| Requirement |
Would you retype all of these records exactly?

[Extracted material]

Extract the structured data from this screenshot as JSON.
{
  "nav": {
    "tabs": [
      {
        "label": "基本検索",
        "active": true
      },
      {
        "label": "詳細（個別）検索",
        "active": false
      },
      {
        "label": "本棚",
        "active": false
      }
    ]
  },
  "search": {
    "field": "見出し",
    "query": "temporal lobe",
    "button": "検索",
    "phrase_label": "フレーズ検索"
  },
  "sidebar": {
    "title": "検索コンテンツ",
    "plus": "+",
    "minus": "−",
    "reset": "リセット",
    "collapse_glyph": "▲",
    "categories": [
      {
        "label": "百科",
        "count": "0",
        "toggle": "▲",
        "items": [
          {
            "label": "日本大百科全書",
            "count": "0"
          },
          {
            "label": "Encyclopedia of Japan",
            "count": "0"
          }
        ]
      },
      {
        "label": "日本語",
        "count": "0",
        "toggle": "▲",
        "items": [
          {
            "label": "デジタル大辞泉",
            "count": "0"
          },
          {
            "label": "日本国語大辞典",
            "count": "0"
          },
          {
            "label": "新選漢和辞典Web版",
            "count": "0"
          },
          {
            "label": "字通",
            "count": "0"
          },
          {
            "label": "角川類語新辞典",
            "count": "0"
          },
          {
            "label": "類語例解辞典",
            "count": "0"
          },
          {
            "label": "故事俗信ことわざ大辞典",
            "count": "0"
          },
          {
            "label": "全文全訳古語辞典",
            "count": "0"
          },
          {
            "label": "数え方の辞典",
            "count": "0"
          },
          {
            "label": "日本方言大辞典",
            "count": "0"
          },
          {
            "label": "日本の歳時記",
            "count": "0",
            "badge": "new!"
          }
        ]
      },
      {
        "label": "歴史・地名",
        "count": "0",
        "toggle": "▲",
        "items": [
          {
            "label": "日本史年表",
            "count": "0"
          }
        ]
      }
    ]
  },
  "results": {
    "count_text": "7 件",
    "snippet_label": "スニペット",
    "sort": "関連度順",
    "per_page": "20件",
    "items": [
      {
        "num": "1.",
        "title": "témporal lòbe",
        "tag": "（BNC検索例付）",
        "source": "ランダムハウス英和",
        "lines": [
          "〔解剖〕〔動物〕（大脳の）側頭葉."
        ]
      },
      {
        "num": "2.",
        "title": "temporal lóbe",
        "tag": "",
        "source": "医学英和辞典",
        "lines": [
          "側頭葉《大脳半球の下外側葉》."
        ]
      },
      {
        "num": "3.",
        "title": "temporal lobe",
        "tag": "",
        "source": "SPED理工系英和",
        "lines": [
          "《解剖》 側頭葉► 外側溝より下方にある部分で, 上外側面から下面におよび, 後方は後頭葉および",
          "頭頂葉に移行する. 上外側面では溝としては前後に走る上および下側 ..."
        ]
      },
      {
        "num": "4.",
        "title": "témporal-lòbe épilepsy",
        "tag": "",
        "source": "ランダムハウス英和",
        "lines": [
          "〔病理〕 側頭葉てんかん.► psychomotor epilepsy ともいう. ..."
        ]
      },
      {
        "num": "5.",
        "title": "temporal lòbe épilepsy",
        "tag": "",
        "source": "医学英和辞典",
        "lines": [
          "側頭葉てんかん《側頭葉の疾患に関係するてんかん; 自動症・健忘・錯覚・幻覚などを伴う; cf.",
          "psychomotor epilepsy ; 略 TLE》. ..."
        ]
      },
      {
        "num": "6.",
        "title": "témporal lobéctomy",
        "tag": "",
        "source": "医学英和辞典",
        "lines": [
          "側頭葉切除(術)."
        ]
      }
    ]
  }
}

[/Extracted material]

| Task solution |
Extract the structured data from this screenshot as JSON.
{
  "nav": {
    "tabs": [
      {
        "label": "基本検索",
        "active": true
      },
      {
        "label": "詳細（個別）検索",
        "active": false
      },
      {
        "label": "本棚",
        "active": false
      }
    ]
  },
  "search": {
    "field": "見出し",
    "query": "temporal lobe",
    "button": "検索",
    "phrase_label": "フレーズ検索"
  },
  "sidebar": {
    "title": "検索コンテンツ",
    "plus": "+",
    "minus": "−",
    "reset": "リセット",
    "collapse_glyph": "▲",
    "categories": [
      {
        "label": "百科",
        "count": "0",
        "toggle": "▲",
        "items": [
          {
            "label": "日本大百科全書",
            "count": "0"
          },
          {
            "label": "Encyclopedia of Japan",
            "count": "0"
          }
        ]
      },
      {
        "label": "日本語",
        "count": "0",
        "toggle": "▲",
        "items": [
          {
            "label": "デジタル大辞泉",
            "count": "0"
          },
          {
            "label": "日本国語大辞典",
            "count": "0"
          },
          {
            "label": "新選漢和辞典Web版",
            "count": "0"
          },
          {
            "label": "字通",
            "count": "0"
          },
          {
            "label": "角川類語新辞典",
            "count": "0"
          },
          {
            "label": "類語例解辞典",
            "count": "0"
          },
          {
            "label": "故事俗信ことわざ大辞典",
            "count": "0"
          },
          {
            "label": "全文全訳古語辞典",
            "count": "0"
          },
          {
            "label": "数え方の辞典",
            "count": "0"
          },
          {
            "label": "日本方言大辞典",
            "count": "0"
          },
          {
            "label": "日本の歳時記",
            "count": "0",
            "badge": "new!"
          }
        ]
      },
      {
        "label": "歴史・地名",
        "count": "0",
        "toggle": "▲",
        "items": [
          {
            "label": "日本史年表",
            "count": "0"
          }
        ]
      }
    ]
  },
  "results": {
    "count_text": "7 件",
    "snippet_label": "スニペット",
    "sort": "関連度順",
    "per_page": "20件",
    "items": [
      {
        "num": "1.",
        "title": "témporal lòbe",
        "tag": "（BNC検索例付）",
        "source": "ランダムハウス英和",
        "lines": [
          "〔解剖〕〔動物〕（大脳の）側頭葉."
        ]
      },
      {
        "num": "2.",
        "title": "temporal lóbe",
        "tag": "",
        "source": "医学英和辞典",
        "lines": [
          "側頭葉《大脳半球の下外側葉》."
        ]
      },
      {
        "num": "3.",
        "title": "temporal lobe",
        "tag": "",
        "source": "SPED理工系英和",
        "lines": [
          "《解剖》 側頭葉► 外側溝より下方にある部分で, 上外側面から下面におよび, 後方は後頭葉および",
          "頭頂葉に移行する. 上外側面では溝としては前後に走る上および下側 ..."
        ]
      },
      {
        "num": "4.",
        "title": "témporal-lòbe épilepsy",
        "tag": "",
        "source": "ランダムハウス英和",
        "lines": [
          "〔病理〕 側頭葉てんかん.► psychomotor epilepsy ともいう. ..."
        ]
      },
      {
        "num": "5.",
        "title": "temporal lòbe épilepsy",
        "tag": "",
        "source": "医学英和辞典",
        "lines": [
          "側頭葉てんかん《側頭葉の疾患に関係するてんかん; 自動症・健忘・錯覚・幻覚などを伴う; cf.",
          "psychomotor epilepsy ; 略 TLE》. ..."
        ]
      },
      {
        "num": "6.",
        "title": "témporal lobéctomy",
        "tag": "",
        "source": "医学英和辞典",
        "lines": [
          "側頭葉切除(術)."
        ]
      }
    ]
  }
}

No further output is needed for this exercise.